When my stepdad finished reading my debut novel, Trouble in the Trees (Orca Book Publishers, 2011), he told me he enjoyed learning about my childhood.
The main character is nothing like me, I protested, easily dismissing the idea because he’d met me in my thirties.
But when I started writing my new release, Inside Hudson Pickle (Kids Can Press, Sept. 5, 2017), I realized he was more right than I’d wanted to admit.
Telling a story from the perspective of a twelve-year-old girl (who may not be me, exactly, but definitely the person I wanted to be when I was that age) was so much easier than trying to get inside the head of a thirteen-year-old boy.
In the early drafts of Inside Hudson Pickle, I focused on plot, drawing on my previous career as a genetic counselor to portray a family dealing with Alpha-1, a genetic disorder that increases the risk of liver and lung disease.
But when it came to character development, web searches didn’t cut it. I didn’t grow up with brothers and though I do have two sons, they were too young to provide insight on puberty.
I turned to my male critique partners for help. He’d be angrier, one suggested. You haven’t captured his growing pains, said another.

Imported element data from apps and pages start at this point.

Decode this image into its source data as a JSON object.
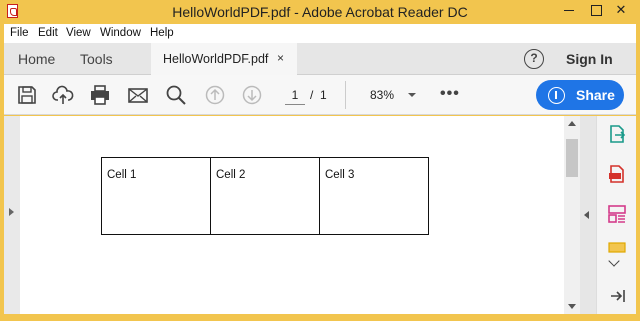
{
  "window": {
    "title": "HelloWorldPDF.pdf - Adobe Acrobat Reader DC"
  },
  "menu": {
    "items": [
      "File",
      "Edit",
      "View",
      "Window",
      "Help"
    ]
  },
  "tabs": {
    "home": "Home",
    "tools": "Tools",
    "document": "HelloWorldPDF.pdf",
    "close_glyph": "×",
    "sign_in": "Sign In",
    "help_glyph": "?"
  },
  "toolbar": {
    "current_page": "1",
    "page_separator": "/",
    "total_pages": "1",
    "zoom": "83%",
    "more_glyph": "•••",
    "share_label": "Share",
    "icons": [
      "save-icon",
      "upload-cloud-icon",
      "print-icon",
      "email-icon",
      "search-icon",
      "page-up-icon",
      "page-down-icon"
    ]
  },
  "document": {
    "table": {
      "cells": [
        "Cell 1",
        "Cell 2",
        "Cell 3"
      ]
    }
  },
  "right_pane": {
    "icons": [
      "export-pdf-icon",
      "create-pdf-icon",
      "organize-pages-icon",
      "comment-icon",
      "collapse-pane-icon"
    ]
  },
  "colors": {
    "title_bar": "#f2c54e",
    "share_button": "#1f75e6",
    "adobe_red": "#c8201b"
  }
}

Giving the manuscript some time to rest, I read middle grade adventure books – a few of my favorites are The Boundless by Kenneth Oppel (Simon & Schuster, 2014), the Rex Zero series by Tim Wynne-Jones (Farrar Straus Giroux) and Orbiting Jupiter by Gary Schmidt (Clarion, 2015).
I watched family sitcoms. I listened to music recommended by my friend’s sons. I eavesdropped on conversations in the library, on the bus, at the skateboard park.
Returning to the manuscript, I peppered it with “boyness.” But in the end I had to admit: Hudson was still a lot like me.
In talking to other writers I now understand that we all incorporate bits of ourselves into our characters.
I hope what I’ve captured in Inside Hudson Pickle is how one person might cope with the turmoil of health issues, family secrets, changing friendships and the simple desire to make a school basketball team.
Inside Hudson Pickle is a Junior Library Guild Selection and School Library Journal said, “fans of novels about sports and family drama, such as Kwame Alexander‘s The Crossover (Houghton Mifflin Harcourt, 2014), will appreciate this realistic tale.”
She lives in the mountains of British Columbia in a log house brimming with boys, including one husband, two twin sons, one dog and one cat.